WORK INSTRUCTION> Pull every line with the word "content" out of the entries below.

MATERIAL SUPPLIED>
------

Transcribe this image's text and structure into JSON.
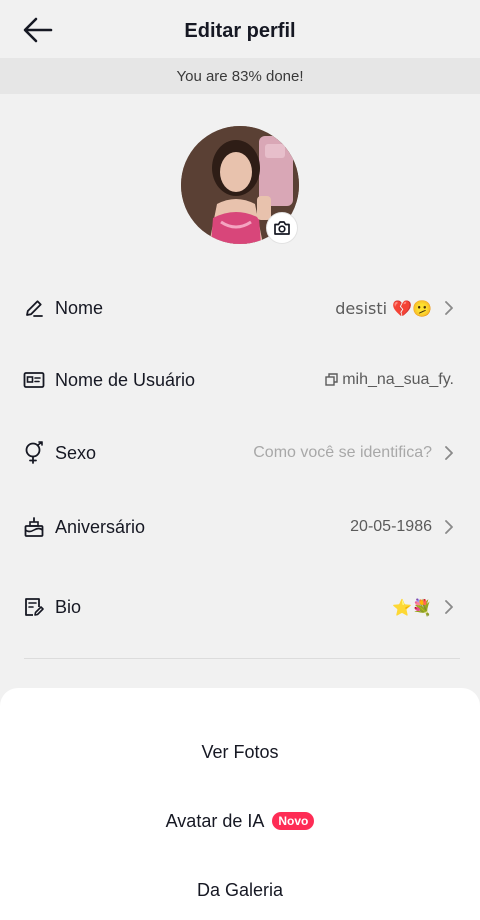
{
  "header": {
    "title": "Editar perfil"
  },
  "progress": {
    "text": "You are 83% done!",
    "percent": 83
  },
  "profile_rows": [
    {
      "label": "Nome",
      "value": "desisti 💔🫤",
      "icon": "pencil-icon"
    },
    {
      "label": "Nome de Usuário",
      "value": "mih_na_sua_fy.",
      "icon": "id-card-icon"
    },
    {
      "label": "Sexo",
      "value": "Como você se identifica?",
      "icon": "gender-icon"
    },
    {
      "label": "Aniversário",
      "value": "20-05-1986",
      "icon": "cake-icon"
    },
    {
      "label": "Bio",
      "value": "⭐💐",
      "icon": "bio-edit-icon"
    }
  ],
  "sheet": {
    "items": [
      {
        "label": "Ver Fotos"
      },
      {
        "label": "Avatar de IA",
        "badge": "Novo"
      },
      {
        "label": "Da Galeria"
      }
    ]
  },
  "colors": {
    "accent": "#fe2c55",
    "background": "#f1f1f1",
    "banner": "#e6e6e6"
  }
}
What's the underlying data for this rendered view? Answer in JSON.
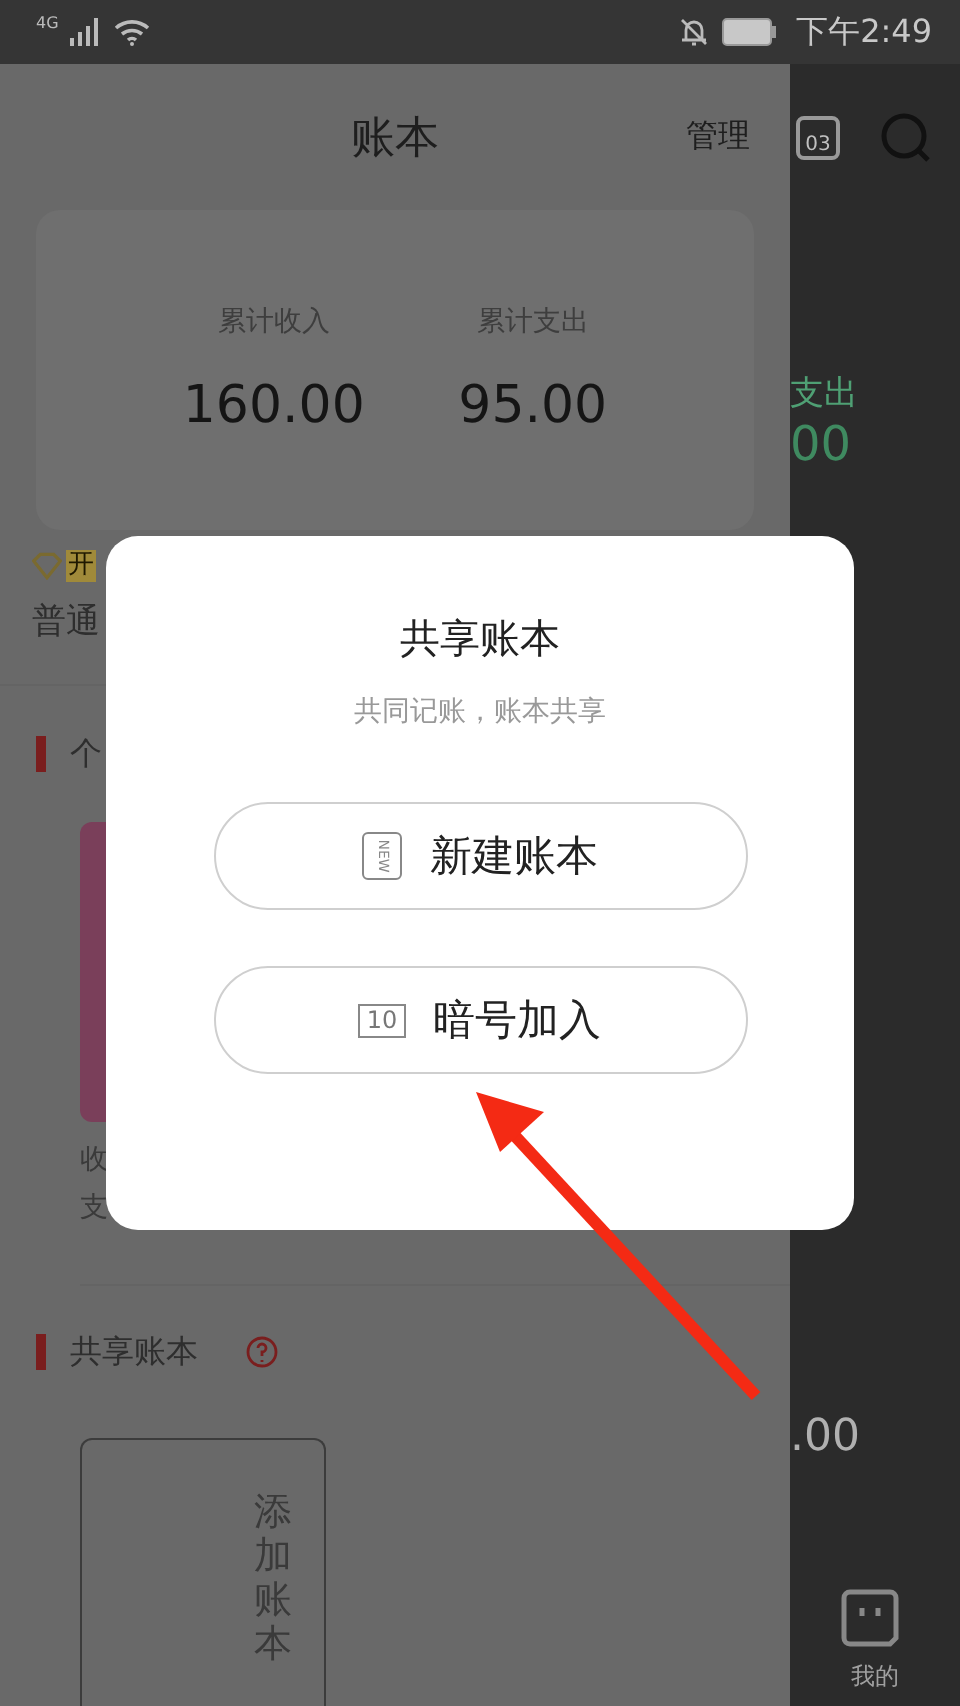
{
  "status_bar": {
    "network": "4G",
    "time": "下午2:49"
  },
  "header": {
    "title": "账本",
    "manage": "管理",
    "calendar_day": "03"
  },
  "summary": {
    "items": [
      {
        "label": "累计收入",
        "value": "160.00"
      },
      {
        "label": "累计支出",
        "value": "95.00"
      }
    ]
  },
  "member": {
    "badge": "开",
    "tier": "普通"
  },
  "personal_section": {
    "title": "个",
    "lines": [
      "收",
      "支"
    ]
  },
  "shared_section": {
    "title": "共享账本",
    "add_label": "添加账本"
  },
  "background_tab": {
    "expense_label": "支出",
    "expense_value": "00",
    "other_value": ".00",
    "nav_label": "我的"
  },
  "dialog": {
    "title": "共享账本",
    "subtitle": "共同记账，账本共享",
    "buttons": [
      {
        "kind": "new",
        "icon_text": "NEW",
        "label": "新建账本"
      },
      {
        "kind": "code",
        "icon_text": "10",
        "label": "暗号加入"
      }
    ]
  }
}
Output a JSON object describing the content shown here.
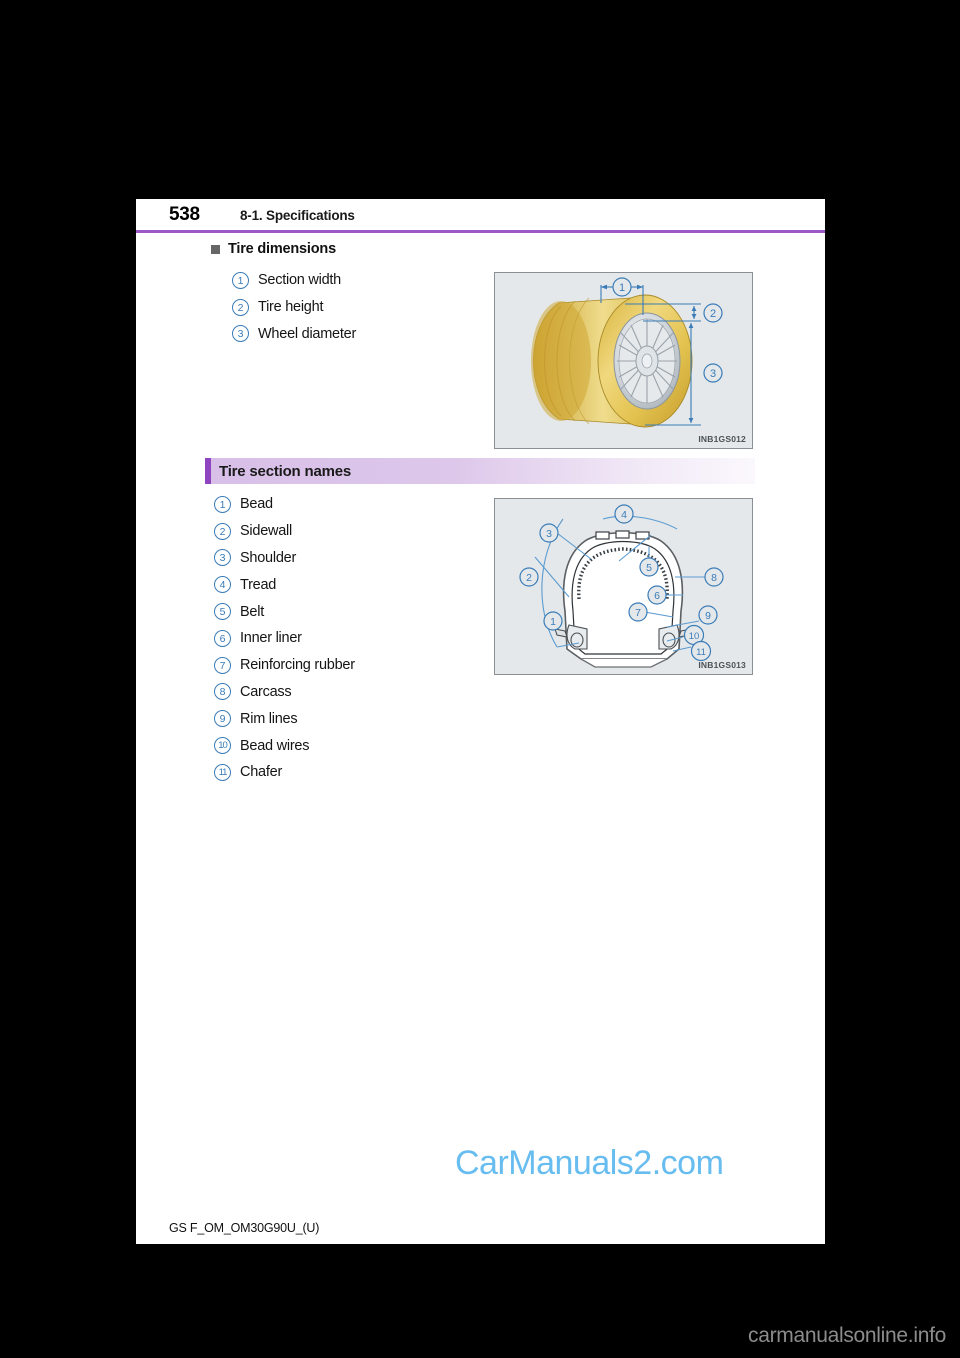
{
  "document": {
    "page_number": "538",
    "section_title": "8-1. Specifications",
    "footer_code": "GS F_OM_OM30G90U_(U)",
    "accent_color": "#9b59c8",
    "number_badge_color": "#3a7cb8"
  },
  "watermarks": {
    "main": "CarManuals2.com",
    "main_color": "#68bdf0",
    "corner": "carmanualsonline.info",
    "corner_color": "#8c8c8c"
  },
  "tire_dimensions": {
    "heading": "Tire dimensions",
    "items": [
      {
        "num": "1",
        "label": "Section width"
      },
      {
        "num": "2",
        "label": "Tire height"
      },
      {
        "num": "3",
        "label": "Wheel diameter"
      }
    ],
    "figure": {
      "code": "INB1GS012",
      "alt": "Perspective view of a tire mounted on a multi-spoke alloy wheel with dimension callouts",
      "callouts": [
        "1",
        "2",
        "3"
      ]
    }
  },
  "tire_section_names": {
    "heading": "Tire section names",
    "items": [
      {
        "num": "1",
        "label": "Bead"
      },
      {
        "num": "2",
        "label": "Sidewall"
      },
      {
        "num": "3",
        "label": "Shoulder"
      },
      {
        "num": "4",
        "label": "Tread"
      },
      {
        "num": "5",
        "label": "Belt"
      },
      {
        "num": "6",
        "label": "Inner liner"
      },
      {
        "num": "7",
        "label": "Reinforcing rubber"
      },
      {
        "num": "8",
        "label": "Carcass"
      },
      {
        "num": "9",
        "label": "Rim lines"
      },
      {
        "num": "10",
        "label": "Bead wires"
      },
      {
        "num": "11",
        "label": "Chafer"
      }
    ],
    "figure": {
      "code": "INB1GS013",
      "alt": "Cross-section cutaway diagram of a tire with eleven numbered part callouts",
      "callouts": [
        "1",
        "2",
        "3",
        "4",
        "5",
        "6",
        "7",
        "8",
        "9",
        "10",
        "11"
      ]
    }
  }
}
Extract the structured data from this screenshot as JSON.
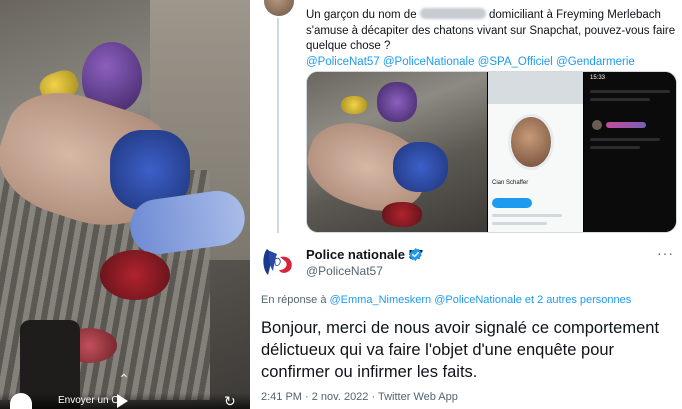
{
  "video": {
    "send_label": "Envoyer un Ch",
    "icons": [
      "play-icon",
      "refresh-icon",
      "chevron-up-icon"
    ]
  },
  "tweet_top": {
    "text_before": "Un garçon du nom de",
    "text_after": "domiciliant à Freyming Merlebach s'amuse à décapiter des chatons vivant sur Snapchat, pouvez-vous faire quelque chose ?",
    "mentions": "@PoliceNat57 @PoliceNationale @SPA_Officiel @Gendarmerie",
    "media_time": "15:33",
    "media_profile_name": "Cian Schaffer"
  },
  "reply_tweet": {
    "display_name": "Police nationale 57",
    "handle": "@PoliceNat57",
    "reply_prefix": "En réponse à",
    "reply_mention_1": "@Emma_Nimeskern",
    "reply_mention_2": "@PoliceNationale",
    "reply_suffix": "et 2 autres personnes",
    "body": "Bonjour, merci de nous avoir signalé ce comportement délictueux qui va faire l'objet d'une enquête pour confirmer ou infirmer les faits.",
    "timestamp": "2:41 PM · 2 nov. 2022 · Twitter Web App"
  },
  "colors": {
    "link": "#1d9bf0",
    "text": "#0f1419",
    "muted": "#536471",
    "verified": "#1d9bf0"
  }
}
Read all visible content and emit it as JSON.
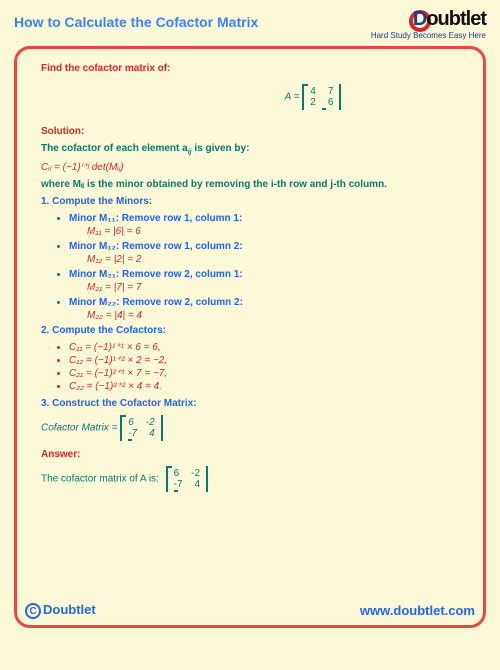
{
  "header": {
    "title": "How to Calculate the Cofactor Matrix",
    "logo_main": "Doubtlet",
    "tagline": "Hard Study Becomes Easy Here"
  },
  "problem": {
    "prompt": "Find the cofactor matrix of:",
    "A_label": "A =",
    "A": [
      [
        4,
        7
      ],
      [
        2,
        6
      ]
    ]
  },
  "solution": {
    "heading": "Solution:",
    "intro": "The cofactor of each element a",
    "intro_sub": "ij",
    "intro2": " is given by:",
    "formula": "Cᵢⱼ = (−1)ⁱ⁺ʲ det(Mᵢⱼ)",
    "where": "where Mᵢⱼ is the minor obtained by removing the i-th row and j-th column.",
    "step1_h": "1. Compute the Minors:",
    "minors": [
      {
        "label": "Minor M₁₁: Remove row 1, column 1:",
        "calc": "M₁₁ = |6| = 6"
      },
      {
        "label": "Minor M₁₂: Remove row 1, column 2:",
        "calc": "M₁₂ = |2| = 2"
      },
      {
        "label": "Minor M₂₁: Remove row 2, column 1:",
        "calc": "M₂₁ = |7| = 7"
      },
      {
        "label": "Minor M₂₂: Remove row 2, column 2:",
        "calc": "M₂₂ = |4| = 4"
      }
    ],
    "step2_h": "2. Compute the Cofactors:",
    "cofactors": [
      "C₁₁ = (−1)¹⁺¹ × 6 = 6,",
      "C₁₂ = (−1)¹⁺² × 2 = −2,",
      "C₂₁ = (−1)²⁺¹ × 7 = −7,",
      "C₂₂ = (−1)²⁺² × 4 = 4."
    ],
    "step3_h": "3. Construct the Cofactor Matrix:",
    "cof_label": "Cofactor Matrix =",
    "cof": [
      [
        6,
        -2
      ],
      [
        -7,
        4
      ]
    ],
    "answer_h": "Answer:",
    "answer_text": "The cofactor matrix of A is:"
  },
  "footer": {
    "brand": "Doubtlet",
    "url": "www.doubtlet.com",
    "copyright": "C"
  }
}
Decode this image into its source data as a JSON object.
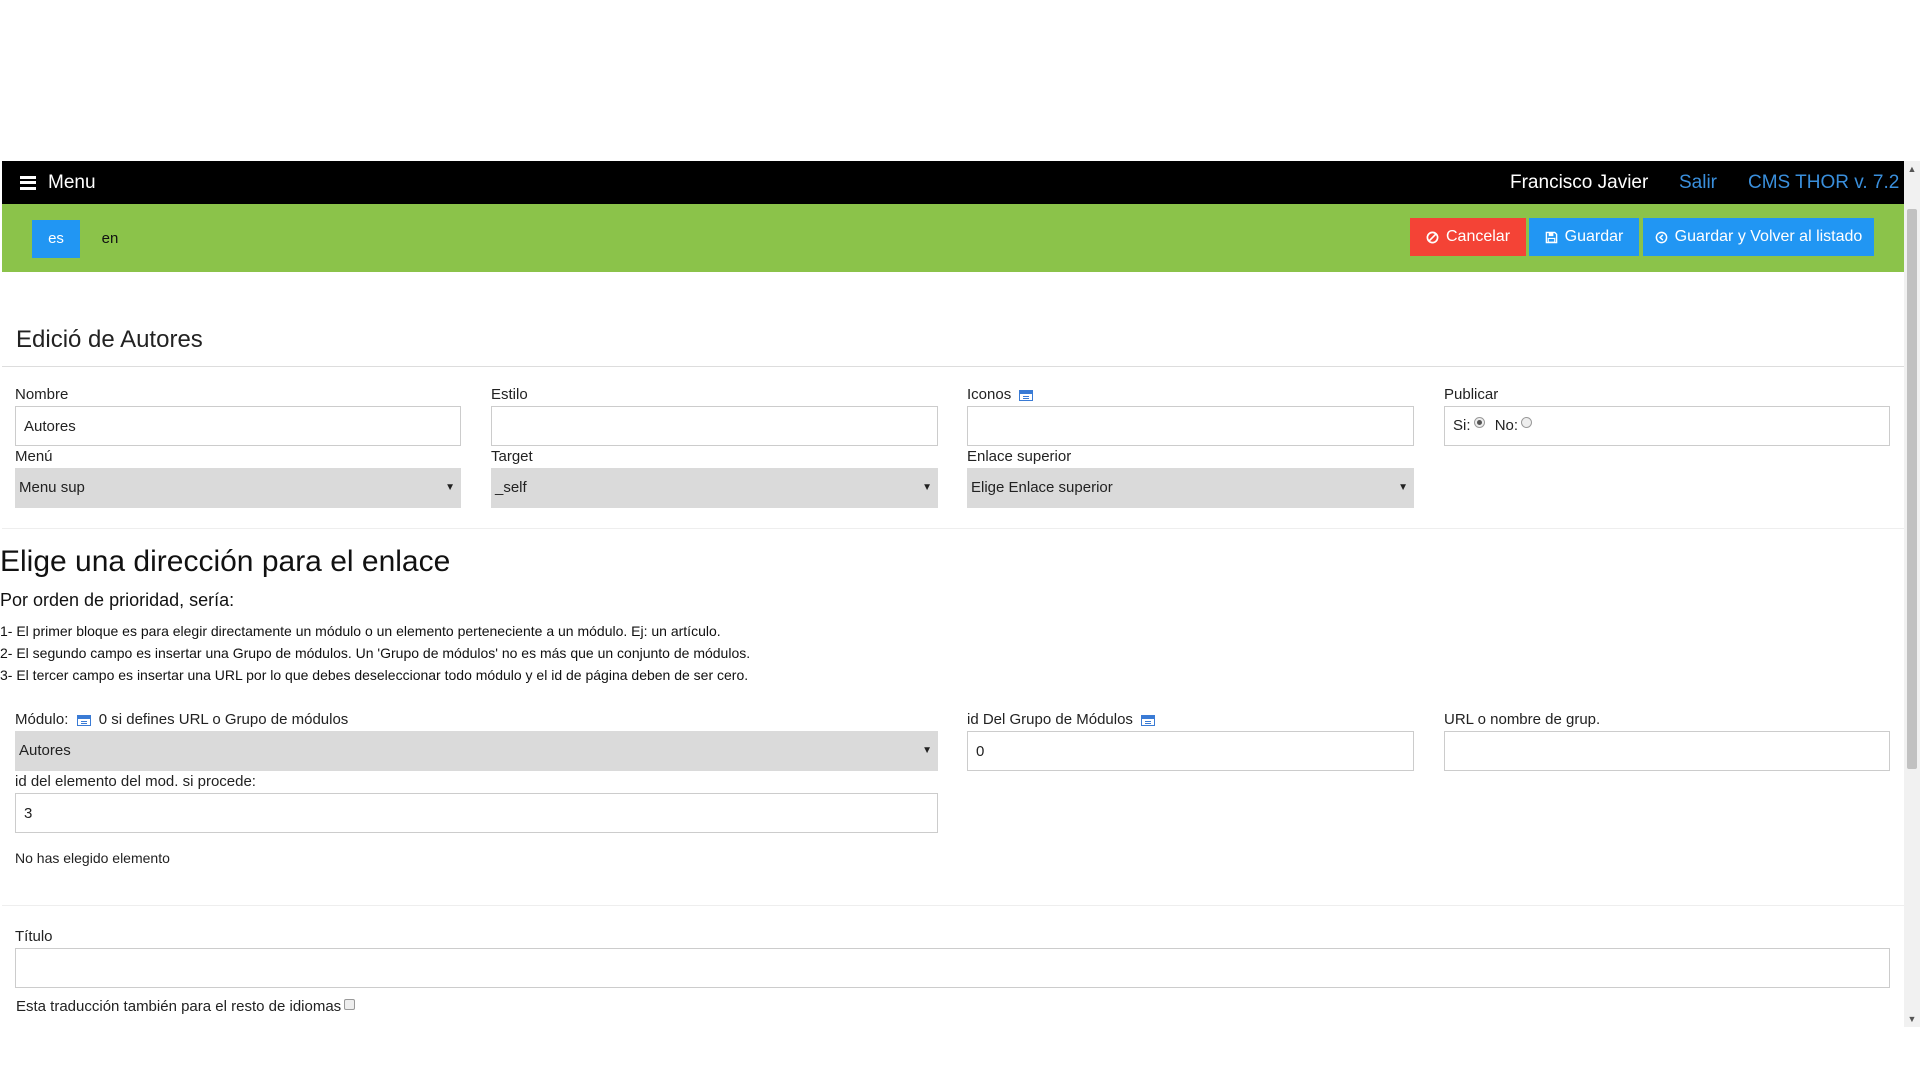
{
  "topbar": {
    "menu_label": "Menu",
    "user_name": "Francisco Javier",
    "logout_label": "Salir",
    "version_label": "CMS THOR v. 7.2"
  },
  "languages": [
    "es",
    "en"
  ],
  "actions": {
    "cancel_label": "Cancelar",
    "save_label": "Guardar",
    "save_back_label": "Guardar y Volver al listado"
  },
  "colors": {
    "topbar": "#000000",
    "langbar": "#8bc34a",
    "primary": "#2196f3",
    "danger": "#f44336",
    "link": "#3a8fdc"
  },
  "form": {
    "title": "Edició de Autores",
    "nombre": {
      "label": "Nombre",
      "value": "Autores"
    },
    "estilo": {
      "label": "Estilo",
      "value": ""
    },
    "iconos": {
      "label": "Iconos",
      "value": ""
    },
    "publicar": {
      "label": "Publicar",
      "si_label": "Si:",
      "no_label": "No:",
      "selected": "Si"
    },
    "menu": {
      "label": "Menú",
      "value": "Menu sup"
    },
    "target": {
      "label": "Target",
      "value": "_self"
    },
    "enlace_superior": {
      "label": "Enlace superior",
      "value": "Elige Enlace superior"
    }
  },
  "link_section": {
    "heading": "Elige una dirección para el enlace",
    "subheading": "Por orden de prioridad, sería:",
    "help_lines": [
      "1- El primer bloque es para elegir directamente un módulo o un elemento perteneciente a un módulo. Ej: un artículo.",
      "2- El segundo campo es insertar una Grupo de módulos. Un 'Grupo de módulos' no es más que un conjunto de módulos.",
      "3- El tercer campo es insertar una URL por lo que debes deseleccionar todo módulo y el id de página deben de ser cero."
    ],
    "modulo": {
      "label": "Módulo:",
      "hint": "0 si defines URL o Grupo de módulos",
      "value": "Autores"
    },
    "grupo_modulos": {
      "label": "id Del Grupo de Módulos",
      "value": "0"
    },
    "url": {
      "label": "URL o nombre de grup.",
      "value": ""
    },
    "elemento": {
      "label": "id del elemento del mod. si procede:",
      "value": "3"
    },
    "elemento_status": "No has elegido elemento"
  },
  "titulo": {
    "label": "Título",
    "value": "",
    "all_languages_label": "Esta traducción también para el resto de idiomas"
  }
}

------

TASK ANSWER>
Output a JSON object describing the content shown here.
Read all visible content and emit it as JSON.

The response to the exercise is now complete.